Jul. 5th, 2016

rionaleonhart: the mentalist: lisbon, afraid but brave, makes an important call. (it's been an honour)
I went into a bookshop with the specific intention of buying Rivers of London and realised too late that I didn't know the name of the author. With an inward sigh of despair, I trudged into the 'Sci-Fi and Fantasy' section, prepared to comb through all the shelves alphabetically.

Thank God for the name 'Aaronovitch'.


THE BOOKENING TITLE #5: Rivers of London, Ben Aaronovitch.

'Vagina dentata,' said Nightingale. I wasn't sure that I was reassured by the thought that it was common enough for there to be a technical term for it.

Usually, when I enjoy a book, it's because I like the characters or the world or the concepts. Occasionally you'll find a book that's enjoyable because the narrative voice is just so much fun to read. Peter Grant is a great narrator, and I think the constant undercurrent of his wry humour is what really makes Rivers of London. It feels like you're sitting down with him in the pub and he's telling you a story.

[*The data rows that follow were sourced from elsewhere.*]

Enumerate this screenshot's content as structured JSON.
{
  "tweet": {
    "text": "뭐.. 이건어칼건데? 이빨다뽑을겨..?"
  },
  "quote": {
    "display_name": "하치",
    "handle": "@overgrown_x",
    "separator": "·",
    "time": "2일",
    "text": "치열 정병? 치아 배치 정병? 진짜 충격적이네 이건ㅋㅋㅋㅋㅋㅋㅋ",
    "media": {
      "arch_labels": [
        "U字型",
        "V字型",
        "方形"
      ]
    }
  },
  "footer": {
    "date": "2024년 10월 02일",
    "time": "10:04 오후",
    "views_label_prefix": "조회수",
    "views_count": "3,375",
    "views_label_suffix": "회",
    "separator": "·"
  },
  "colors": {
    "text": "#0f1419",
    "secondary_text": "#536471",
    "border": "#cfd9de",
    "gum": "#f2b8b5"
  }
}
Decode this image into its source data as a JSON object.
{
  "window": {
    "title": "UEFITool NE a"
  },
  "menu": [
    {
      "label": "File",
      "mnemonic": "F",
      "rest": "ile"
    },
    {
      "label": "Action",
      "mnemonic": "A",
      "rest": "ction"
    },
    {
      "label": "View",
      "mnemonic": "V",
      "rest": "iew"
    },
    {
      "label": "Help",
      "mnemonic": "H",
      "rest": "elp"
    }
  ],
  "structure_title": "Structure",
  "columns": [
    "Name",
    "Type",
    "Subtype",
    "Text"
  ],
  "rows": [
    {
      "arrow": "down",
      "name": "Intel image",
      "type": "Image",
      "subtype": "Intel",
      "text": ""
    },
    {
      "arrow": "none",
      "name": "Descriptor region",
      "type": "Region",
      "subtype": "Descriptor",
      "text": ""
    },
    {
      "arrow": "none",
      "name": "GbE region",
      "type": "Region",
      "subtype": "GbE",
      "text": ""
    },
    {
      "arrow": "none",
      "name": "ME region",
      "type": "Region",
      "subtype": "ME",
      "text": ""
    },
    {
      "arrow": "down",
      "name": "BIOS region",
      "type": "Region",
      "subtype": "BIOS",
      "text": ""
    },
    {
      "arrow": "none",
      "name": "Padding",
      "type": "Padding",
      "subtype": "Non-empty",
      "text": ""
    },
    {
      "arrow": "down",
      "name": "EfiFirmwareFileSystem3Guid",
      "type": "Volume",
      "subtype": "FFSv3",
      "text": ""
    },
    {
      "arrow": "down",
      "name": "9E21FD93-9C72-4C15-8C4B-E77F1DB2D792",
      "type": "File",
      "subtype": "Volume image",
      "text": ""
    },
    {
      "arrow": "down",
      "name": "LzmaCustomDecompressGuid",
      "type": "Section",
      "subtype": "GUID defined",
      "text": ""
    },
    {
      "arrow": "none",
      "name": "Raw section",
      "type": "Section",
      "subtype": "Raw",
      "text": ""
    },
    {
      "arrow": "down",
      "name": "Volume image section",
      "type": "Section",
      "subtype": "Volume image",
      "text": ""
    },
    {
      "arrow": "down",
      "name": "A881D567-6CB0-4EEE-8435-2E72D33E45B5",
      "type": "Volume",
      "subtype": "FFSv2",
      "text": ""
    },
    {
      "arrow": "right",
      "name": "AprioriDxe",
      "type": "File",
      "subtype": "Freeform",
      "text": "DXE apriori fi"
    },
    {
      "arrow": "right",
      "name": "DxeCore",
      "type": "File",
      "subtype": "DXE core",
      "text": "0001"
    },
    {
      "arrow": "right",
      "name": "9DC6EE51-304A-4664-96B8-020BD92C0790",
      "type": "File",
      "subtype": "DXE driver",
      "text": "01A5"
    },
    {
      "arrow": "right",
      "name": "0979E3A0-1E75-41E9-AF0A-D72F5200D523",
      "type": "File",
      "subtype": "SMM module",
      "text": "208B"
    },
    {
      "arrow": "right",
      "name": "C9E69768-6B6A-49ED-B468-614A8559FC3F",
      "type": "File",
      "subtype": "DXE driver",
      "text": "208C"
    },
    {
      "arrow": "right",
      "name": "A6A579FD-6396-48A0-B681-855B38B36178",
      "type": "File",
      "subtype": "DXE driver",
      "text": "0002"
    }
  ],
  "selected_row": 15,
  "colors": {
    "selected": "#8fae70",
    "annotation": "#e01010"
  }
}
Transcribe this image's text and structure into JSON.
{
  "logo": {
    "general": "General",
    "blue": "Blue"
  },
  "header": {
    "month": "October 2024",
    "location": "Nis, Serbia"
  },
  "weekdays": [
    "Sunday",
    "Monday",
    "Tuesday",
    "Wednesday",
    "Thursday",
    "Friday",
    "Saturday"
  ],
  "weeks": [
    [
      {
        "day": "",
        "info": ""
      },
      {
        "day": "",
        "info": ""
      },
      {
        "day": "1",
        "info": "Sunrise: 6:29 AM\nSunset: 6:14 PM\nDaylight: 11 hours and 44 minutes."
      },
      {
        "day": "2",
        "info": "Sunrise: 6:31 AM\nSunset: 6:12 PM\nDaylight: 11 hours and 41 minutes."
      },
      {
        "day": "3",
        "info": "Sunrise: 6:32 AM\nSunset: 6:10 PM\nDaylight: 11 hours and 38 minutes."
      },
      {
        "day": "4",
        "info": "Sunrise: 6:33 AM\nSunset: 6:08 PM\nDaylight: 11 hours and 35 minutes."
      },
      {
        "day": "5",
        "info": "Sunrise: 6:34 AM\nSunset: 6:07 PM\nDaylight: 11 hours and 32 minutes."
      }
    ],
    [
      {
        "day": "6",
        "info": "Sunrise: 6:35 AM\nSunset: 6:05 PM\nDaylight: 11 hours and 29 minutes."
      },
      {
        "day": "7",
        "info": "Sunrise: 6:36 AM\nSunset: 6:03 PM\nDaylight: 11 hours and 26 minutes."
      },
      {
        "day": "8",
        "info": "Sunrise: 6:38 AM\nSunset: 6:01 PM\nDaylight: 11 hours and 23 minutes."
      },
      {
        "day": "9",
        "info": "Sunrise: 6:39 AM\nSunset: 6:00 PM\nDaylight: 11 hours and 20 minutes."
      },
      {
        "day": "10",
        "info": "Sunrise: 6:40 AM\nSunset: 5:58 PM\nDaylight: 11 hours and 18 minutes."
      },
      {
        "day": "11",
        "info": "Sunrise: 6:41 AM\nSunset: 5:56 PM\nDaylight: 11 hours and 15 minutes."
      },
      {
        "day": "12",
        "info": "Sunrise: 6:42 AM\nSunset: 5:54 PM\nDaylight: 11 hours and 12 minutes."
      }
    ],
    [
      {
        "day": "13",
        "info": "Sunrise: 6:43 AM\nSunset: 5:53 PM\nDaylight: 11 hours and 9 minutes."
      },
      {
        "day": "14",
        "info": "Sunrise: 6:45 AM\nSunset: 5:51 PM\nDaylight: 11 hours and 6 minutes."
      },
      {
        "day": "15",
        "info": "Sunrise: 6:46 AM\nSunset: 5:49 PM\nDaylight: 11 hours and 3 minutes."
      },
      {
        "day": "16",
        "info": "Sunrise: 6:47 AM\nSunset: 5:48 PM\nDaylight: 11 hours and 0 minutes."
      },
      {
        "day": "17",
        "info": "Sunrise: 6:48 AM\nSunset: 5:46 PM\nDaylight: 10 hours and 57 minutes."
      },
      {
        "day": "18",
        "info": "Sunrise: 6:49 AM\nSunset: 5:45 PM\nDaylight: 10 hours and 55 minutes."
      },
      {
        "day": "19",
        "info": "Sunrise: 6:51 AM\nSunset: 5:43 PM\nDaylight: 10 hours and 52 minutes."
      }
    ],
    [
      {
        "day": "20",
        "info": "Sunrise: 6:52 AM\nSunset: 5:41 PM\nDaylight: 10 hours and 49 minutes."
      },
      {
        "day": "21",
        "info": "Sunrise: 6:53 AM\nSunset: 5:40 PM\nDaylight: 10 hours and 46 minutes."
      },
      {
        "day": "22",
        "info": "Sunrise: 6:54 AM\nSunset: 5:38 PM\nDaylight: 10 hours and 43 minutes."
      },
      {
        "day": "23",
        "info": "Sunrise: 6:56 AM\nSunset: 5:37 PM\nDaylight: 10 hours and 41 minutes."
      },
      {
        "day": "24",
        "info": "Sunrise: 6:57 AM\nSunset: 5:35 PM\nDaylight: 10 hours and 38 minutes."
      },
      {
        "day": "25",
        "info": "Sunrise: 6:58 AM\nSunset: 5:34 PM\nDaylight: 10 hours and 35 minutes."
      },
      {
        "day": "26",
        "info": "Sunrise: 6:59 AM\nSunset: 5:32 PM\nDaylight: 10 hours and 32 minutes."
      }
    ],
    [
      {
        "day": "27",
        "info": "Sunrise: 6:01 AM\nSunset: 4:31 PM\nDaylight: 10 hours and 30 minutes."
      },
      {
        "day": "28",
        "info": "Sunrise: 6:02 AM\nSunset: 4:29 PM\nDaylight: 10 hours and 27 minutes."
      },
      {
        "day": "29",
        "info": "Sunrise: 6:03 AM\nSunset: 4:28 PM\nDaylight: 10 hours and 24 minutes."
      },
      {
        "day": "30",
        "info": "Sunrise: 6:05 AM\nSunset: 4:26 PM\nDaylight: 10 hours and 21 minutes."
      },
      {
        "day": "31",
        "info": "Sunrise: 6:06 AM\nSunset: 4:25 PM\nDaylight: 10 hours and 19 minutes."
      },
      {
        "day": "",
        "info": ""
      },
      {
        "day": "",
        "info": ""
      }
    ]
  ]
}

There were aspects of this book that impinged slightly on my enjoyment of it. It contained a lot of horrific gore, which I wasn't entirely prepared for, although that's not really the book's fault; I think I expected it to be aimed at a younger age range than it was. It's also a bit male-gazey, although it is at least narrated by a mildly sexually frustrated young man, rather than being one of those books that feels the need to monitor everyone's breasts at all times even if the main character has no reason to be looking at breasts. And I don't like saying that books need better editing, because I'm a copy-editor and I know how thankless a task it is; people will see the one typo that slipped through, but they'll never see the thousands of mistakes you corrected. That said, this book could have done with better editing.

Ultimately, though, this was fun! I hugely enjoyed Grant's voice, and the asides about the history of London were interesting. I liked the friendship between Grant and Lesley. I wanted to care about the relationship between Grant and Nightingale, and there were a couple of moments where I thought 'is this the moment I get invested in these two??', but in the end I didn't feel they had as much of a connection as I'd hoped for. I've gained the impression that they're a popular pairing, though, so perhaps their relationship is stronger in later books. (Not sure yet whether I'm actually going to pick up the other books in the series, but we'll see.)

Also, at one point the protagonist makes out with a little brook that runs near my childhood home. There's no other book I can say that about.